Heat the oven to 425 degrees, cut the tail and stem off the beet, and wrap loosely with foil, sealing the edges tightly, and roast in the oven for about 2 hours, or until it feels properly tender when pierced with the tip of a normal eating knife. Unwrap the parcel, and leave to cool.
Once the beet’s cold, you can make the sauce. Put the yogurt in a bowl that you can use a stick blender with. Peel and halve the garlic cloves and drop them in. Then peel the ginger with the tip of a teaspoon, and either chop it roughly or cut it into 3 or 4 pieces, and add these to the bowl. Seed the chili and tear it into 2 or 3 pieces and add them to the bowl, too, followed by the salt. 3. Peel the beet, though unless you want more than a touch of the Lady Macbeths, it might be wise to wear gloves as you do so (I use disposable ones, and wash and reuse them). Break the beet up a bit over the bowl and drop the pieces in, too. Then blitz to a smooth, shocking-pink cream with a stick blender. You can also do all of this with a bullet blender. Set this amazingly vivid fluid sauce to one side for now.
To roast the butternut squash heat the oven to 400ºF. However, were you making this to go with the roasted vegetables and bulgur wheat, for which you need the oven to be at 425 degrees, you can roast the butternut at this higher temperature, but put it in the oven on a shelf below the pan of leeks and bell peppers.
Do not peel the butternut, just halve it, remove the seeds, and then cut into large chunks. Tumble these into a large but fairly shallow roasting pan (I use one measuring 13 x 15 x 2 inches), sprinkle over the spices as evenly as possible, pour over the oil and then, with a couple of spatulas—or just use your hands—turn the butternut chunks well in the oil and spices until lightly coated. Sprinkle with the salt, and roast in the oven for about 45 minutes, or until tender; squashes vary enormously and, until you cut up and cook one, you never quite know whether its flesh will be smooth and dense, or slightly grainy and watery.
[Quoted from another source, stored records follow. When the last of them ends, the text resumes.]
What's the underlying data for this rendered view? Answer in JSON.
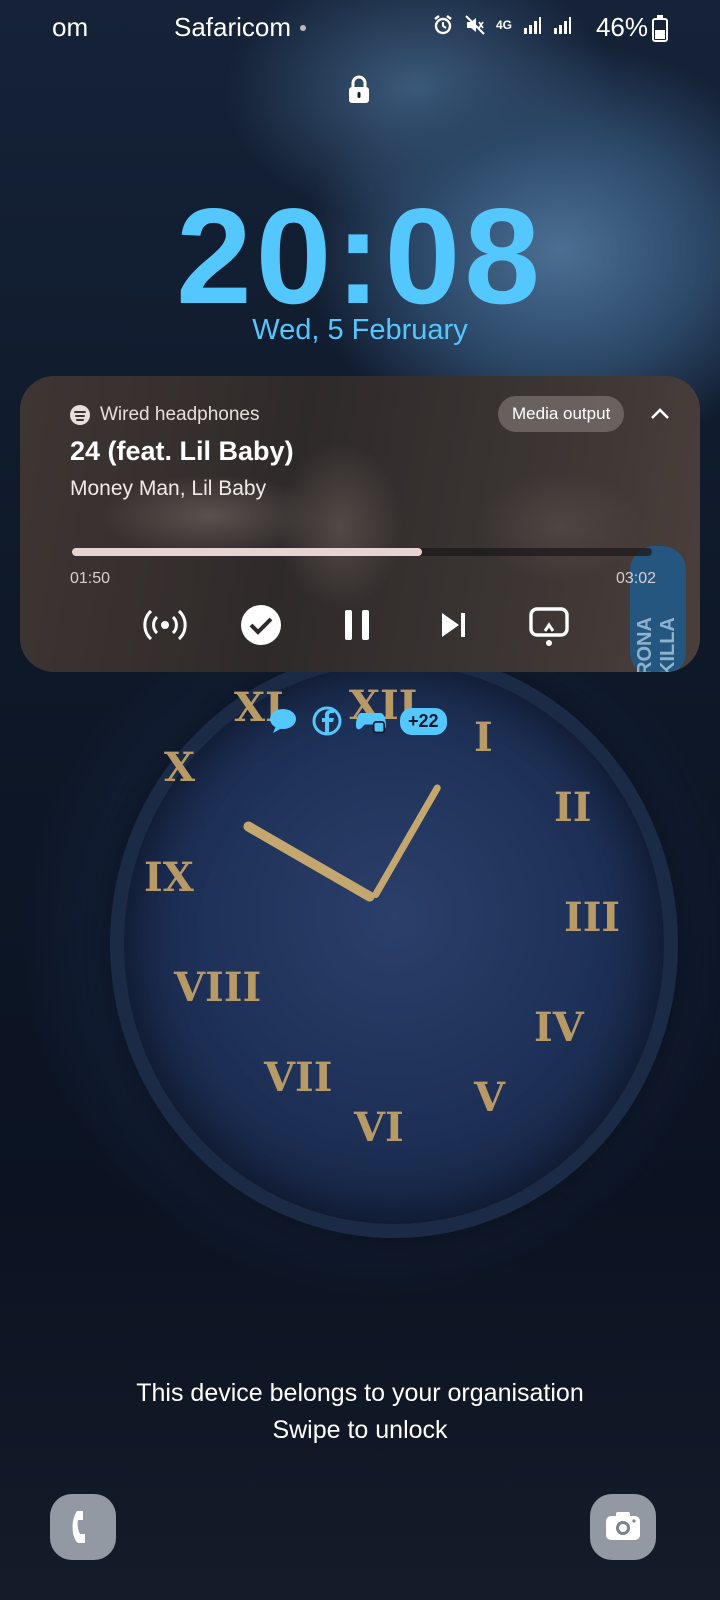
{
  "status_bar": {
    "carrier_left": "om",
    "carrier": "Safaricom",
    "network": "4G",
    "battery_percent": "46%",
    "battery_level": 0.46
  },
  "lock_screen": {
    "time": "20:08",
    "date": "Wed, 5 February",
    "time_color": "#55c7ff"
  },
  "media": {
    "source_label": "Wired headphones",
    "output_button": "Media output",
    "title": "24 (feat. Lil Baby)",
    "artist": "Money Man, Lil Baby",
    "elapsed": "01:50",
    "total": "03:02",
    "progress": 0.604,
    "album_art_text": "RONA KILLA",
    "controls": [
      "broadcast-icon",
      "check-icon",
      "pause-icon",
      "skip-next-icon",
      "cast-icon"
    ]
  },
  "notifications": {
    "icons": [
      "messages-icon",
      "facebook-icon",
      "game-controller-icon"
    ],
    "more_count": "+22"
  },
  "footer": {
    "org_notice": "This device belongs to your organisation",
    "unlock_hint": "Swipe to unlock"
  },
  "shortcuts": {
    "left": "phone-icon",
    "right": "camera-icon"
  }
}
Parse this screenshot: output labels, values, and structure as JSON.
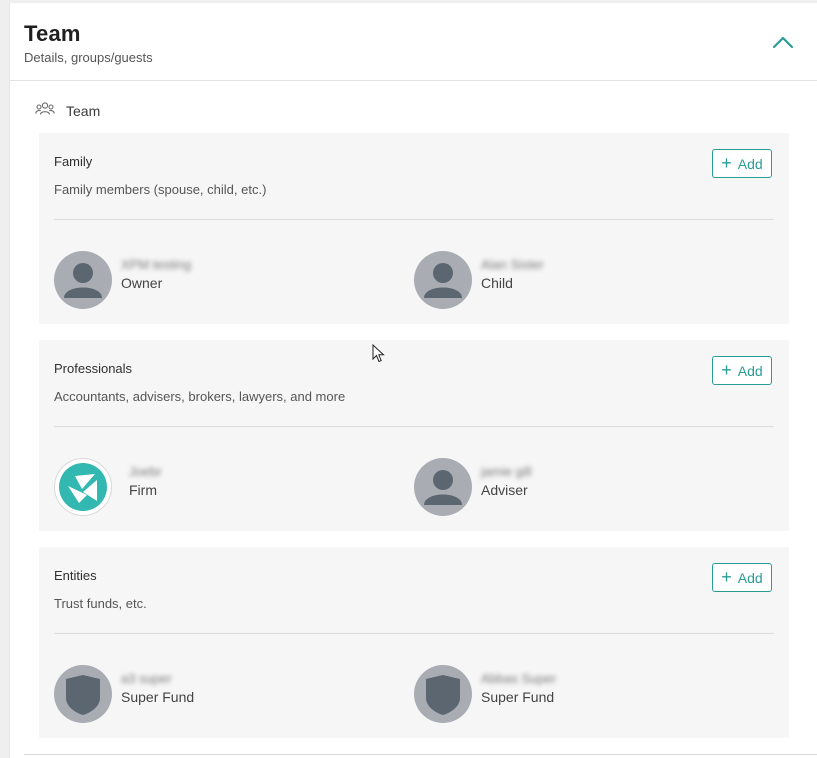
{
  "panel": {
    "title": "Team",
    "subtitle": "Details, groups/guests",
    "collapse_icon": "chevron-up-icon",
    "accent_color": "#2a9c96"
  },
  "team_heading": {
    "label": "Team",
    "icon": "people-icon"
  },
  "sections": [
    {
      "title": "Family",
      "description": "Family members (spouse, child, etc.)",
      "add_label": "Add",
      "members": [
        {
          "name": "XPM testing",
          "role": "Owner",
          "avatar": "person-avatar-icon"
        },
        {
          "name": "Alan Sister",
          "role": "Child",
          "avatar": "person-avatar-icon"
        }
      ]
    },
    {
      "title": "Professionals",
      "description": "Accountants, advisers, brokers, lawyers, and more",
      "add_label": "Add",
      "members": [
        {
          "name": "Joebr",
          "role": "Firm",
          "avatar": "firm-logo-icon"
        },
        {
          "name": "jamie gill",
          "role": "Adviser",
          "avatar": "person-avatar-icon"
        }
      ]
    },
    {
      "title": "Entities",
      "description": "Trust funds, etc.",
      "add_label": "Add",
      "members": [
        {
          "name": "a3 super",
          "role": "Super Fund",
          "avatar": "shield-avatar-icon"
        },
        {
          "name": "Abbas Super",
          "role": "Super Fund",
          "avatar": "shield-avatar-icon"
        }
      ]
    }
  ]
}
Let us hope for the former. But even a disappointing butternut can be salvaged successfully in any one of the three ways.
You can keep the butternut warm in the turned-off oven if that suits you, and then, when you’re ready to serve, arrange on a platter or in a large shallow bowl, spoon some of the beet sauce pinkly over its orange flesh, and pour the rest into a little pitcher for people to add more if they want—and they will—as they eat.
Leftover option: Puree and liquidize the butternut squash, then using hot broth turn it into a simple soup. Lawson suggests adding chopped pistachios on top for crunch.
Recipes reprinted with permission from “Cook, Eat, Repeat: Ingredients, Recipes, and Stories by Nigella Lawson.” Copyright 2021 Nigella Lawson. Excerpted by permission of Ecco, an imprint of HarperCollins Publishers.